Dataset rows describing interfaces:

----

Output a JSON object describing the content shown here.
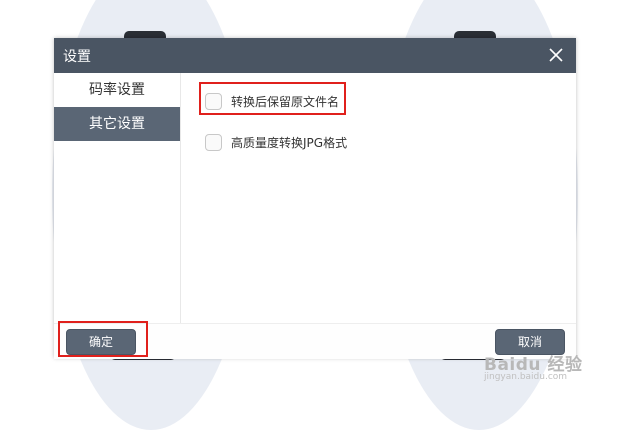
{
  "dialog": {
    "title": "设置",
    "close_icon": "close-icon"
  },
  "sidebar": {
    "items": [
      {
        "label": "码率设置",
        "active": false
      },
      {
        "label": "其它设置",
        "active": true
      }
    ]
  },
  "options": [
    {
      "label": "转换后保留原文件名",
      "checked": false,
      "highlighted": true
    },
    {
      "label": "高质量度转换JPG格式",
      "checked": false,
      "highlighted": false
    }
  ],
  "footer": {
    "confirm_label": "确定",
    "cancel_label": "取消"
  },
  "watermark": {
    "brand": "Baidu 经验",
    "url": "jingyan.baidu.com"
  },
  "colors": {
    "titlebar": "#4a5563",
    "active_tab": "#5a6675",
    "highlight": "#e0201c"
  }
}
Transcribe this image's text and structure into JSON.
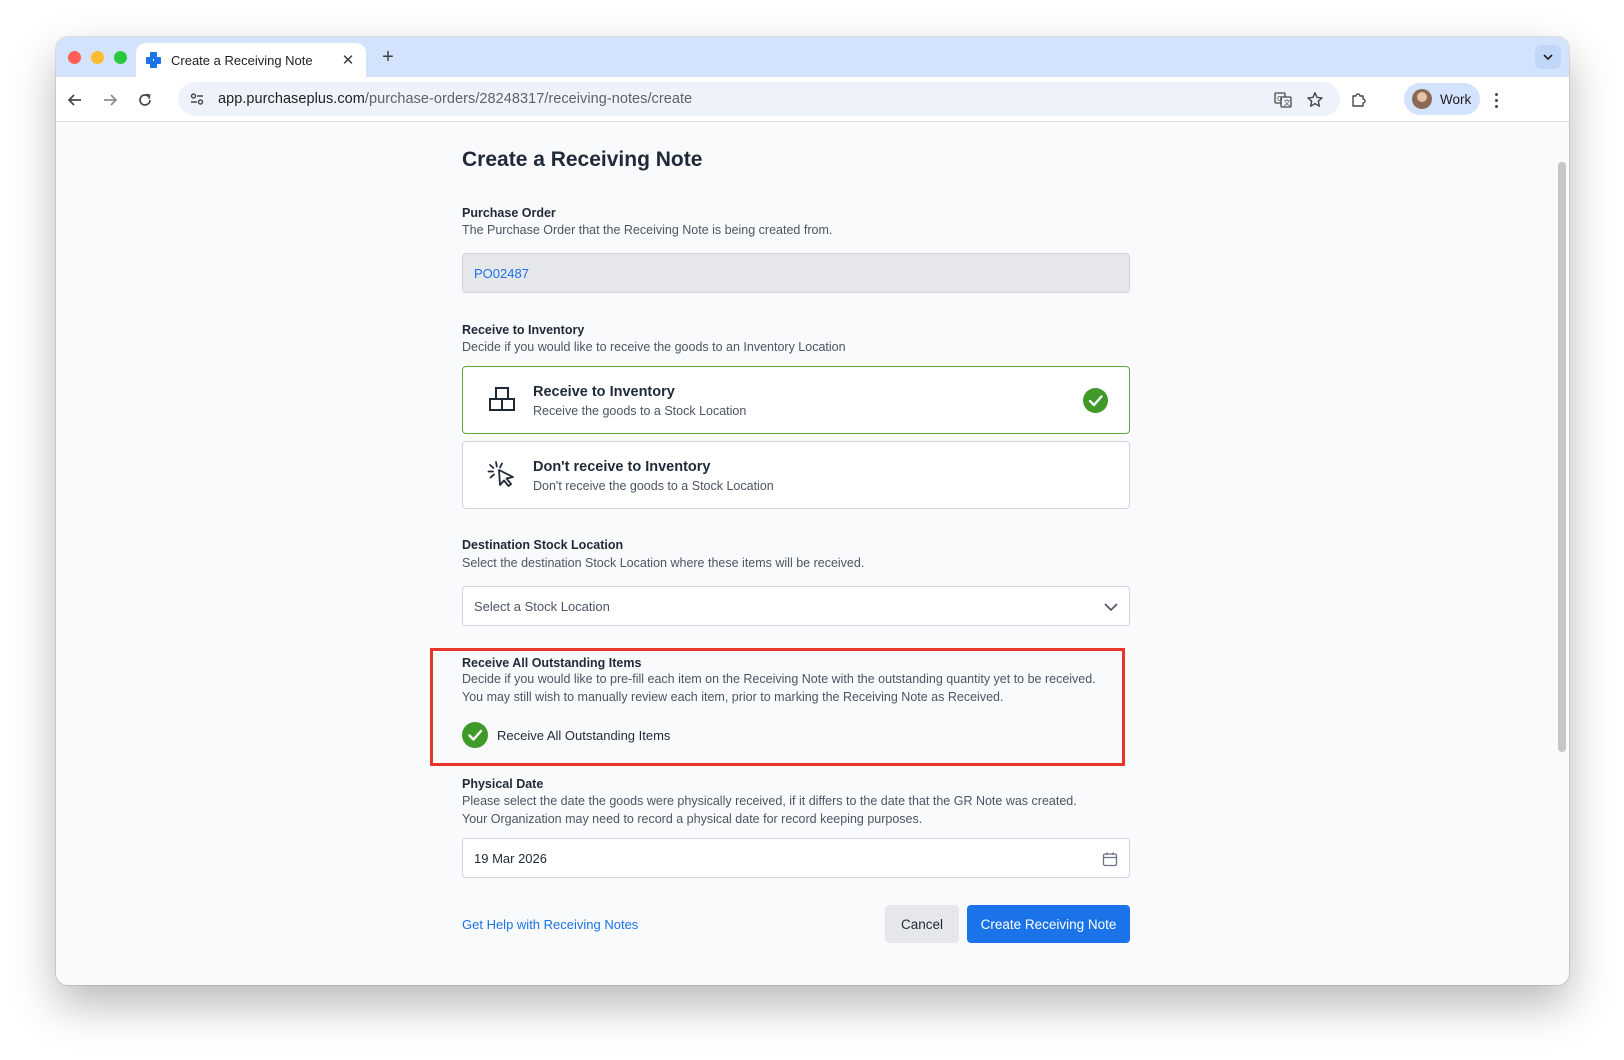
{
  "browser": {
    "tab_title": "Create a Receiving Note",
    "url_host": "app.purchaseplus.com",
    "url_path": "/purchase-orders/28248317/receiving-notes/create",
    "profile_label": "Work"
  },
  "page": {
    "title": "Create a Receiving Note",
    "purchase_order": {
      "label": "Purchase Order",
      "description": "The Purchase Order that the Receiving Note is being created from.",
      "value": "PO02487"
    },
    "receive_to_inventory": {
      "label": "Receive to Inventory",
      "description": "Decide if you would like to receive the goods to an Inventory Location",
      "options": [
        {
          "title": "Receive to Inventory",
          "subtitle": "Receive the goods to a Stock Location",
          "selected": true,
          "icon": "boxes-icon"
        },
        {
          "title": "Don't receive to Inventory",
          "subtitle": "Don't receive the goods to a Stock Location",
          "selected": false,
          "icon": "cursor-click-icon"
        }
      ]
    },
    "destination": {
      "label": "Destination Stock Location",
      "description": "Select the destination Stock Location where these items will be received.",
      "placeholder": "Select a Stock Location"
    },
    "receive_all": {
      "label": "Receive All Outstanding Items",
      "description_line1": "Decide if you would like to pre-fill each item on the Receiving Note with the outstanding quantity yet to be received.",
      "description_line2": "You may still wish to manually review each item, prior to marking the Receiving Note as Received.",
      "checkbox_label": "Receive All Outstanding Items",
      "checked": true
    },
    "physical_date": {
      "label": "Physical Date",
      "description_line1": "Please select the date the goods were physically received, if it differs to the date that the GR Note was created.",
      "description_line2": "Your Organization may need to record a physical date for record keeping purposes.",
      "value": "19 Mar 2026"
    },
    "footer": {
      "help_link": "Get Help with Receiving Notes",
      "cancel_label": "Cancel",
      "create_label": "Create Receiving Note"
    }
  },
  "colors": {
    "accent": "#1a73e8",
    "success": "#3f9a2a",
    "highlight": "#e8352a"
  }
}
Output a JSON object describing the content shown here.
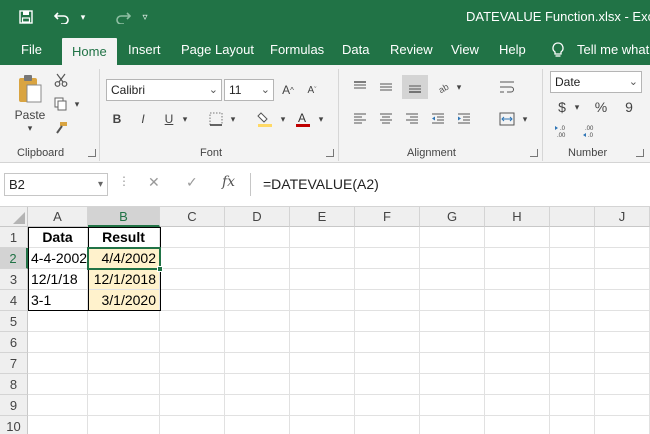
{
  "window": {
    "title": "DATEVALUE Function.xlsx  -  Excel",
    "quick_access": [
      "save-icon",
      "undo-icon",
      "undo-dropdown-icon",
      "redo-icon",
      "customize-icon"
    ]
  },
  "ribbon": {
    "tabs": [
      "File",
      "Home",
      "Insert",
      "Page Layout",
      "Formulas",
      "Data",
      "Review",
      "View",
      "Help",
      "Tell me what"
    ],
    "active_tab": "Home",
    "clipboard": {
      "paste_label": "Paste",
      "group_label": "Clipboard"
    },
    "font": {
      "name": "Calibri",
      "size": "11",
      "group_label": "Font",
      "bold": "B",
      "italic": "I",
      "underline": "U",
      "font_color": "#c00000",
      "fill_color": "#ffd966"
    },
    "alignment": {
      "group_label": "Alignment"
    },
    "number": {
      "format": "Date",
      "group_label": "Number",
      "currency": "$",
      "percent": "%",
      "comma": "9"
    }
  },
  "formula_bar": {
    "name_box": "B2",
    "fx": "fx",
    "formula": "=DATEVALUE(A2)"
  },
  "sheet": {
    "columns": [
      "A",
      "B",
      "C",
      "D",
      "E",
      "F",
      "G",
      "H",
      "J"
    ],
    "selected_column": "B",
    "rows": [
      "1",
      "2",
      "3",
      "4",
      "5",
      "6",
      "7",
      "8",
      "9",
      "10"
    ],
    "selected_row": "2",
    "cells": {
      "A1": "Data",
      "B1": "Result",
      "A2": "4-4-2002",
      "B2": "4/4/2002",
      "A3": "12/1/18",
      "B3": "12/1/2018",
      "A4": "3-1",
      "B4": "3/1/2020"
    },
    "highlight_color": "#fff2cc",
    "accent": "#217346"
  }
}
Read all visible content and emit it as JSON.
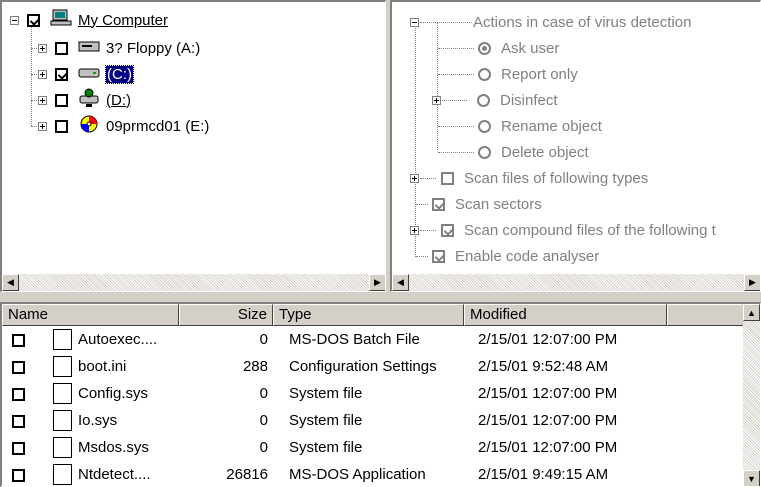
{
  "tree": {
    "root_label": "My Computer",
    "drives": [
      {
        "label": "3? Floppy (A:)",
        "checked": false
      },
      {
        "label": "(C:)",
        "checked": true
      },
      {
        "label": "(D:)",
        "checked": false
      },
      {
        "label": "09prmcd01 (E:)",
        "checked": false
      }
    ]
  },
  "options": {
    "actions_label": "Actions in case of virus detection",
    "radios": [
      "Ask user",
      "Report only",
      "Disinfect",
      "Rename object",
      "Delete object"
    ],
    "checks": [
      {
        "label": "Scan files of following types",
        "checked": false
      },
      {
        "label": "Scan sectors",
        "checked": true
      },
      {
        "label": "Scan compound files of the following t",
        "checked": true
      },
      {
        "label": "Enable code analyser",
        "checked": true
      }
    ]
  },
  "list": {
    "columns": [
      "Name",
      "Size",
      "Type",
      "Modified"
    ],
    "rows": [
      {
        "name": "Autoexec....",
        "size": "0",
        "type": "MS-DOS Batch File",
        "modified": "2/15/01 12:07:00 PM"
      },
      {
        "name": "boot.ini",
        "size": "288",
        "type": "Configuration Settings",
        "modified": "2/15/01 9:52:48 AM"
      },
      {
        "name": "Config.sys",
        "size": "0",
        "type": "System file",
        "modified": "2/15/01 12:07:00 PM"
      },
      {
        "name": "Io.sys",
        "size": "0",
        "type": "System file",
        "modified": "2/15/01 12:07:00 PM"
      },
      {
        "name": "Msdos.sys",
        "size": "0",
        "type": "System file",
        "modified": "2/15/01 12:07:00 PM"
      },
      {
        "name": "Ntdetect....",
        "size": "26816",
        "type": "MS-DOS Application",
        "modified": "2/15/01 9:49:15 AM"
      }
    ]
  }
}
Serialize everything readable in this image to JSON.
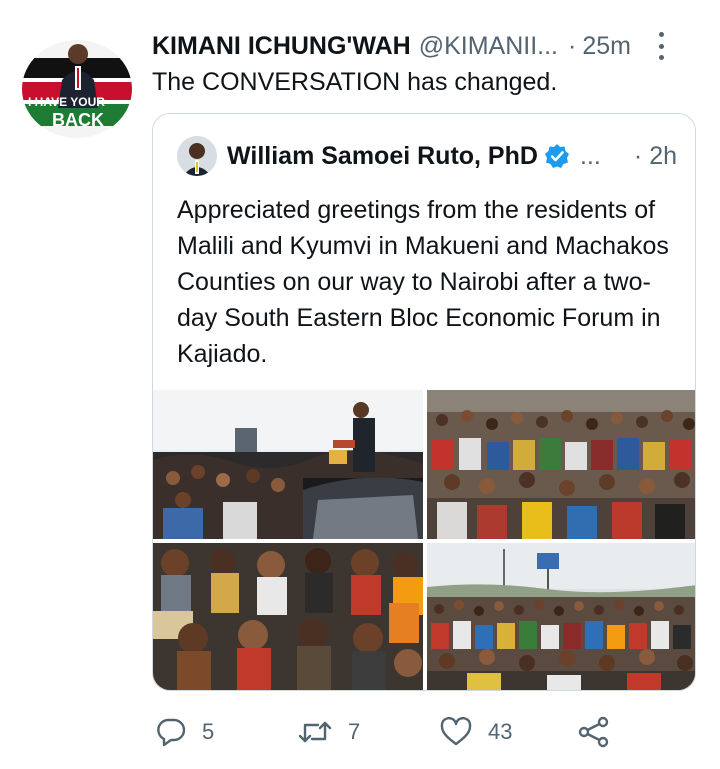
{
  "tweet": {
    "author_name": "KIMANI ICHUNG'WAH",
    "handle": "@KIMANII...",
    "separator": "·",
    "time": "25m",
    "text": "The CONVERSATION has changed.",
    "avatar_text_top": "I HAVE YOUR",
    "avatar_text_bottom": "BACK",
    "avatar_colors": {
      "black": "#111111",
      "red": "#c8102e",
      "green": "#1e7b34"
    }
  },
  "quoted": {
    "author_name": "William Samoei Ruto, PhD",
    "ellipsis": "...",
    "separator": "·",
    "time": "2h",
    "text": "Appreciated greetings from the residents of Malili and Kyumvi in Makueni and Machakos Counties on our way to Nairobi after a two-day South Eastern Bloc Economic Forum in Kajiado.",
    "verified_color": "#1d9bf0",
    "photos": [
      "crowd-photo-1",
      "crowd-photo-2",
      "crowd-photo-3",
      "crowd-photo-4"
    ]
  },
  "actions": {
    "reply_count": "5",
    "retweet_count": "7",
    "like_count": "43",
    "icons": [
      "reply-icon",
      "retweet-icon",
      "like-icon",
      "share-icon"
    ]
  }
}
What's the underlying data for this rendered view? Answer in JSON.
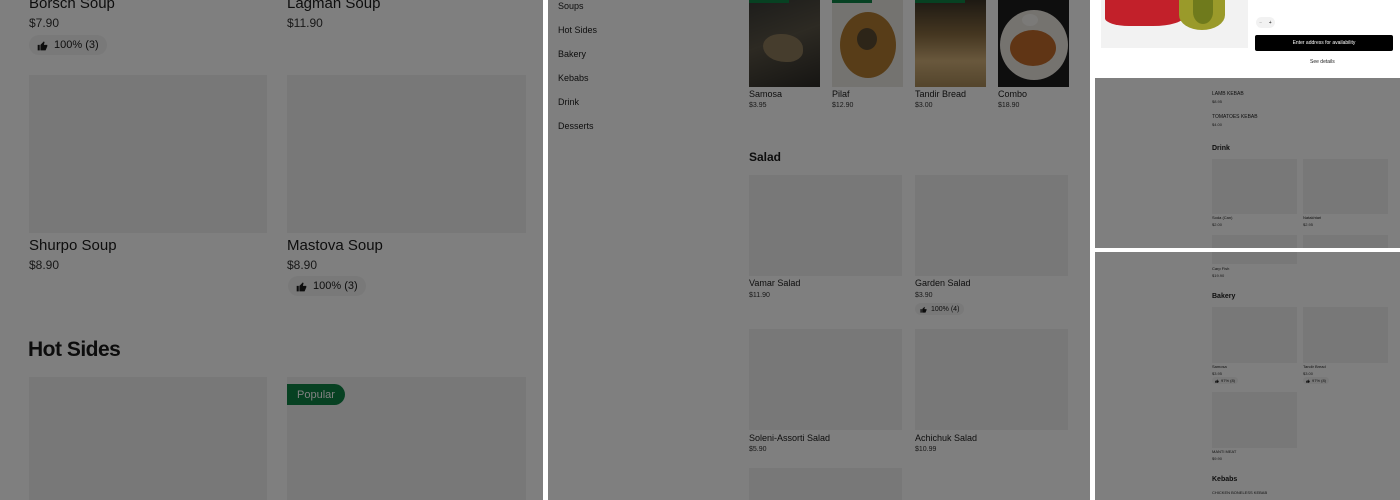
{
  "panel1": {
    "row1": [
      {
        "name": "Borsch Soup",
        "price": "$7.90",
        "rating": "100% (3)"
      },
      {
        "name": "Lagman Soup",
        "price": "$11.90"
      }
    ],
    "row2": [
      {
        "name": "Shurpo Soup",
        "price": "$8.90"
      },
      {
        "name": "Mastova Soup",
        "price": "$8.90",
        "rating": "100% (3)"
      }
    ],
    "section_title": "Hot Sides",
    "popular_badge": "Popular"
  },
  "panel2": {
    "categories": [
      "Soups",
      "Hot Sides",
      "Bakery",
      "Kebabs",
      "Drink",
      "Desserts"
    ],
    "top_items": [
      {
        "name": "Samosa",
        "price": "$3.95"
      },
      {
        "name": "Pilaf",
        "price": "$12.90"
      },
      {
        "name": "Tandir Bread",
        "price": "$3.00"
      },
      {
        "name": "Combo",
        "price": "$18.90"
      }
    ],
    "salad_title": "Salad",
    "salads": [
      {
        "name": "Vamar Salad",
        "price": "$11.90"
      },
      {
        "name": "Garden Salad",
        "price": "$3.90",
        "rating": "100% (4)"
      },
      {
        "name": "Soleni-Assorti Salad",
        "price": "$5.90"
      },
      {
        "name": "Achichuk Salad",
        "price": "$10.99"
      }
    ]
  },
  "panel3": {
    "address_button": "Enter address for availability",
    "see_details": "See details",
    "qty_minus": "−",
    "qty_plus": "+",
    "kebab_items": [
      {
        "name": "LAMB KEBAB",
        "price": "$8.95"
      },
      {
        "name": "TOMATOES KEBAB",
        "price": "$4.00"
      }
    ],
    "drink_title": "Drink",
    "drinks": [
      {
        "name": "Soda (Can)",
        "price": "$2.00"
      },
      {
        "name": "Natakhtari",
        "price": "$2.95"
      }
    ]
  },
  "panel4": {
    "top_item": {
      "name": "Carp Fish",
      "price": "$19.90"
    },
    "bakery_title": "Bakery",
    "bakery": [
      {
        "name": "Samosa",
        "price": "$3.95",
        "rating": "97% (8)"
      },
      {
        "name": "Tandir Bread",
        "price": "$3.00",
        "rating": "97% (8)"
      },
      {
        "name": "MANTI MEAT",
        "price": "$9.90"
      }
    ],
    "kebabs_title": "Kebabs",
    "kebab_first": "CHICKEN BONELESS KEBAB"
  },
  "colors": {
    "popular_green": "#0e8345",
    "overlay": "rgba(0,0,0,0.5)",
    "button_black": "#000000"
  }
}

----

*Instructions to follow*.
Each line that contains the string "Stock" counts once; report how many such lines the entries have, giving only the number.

*Result of this task*.
5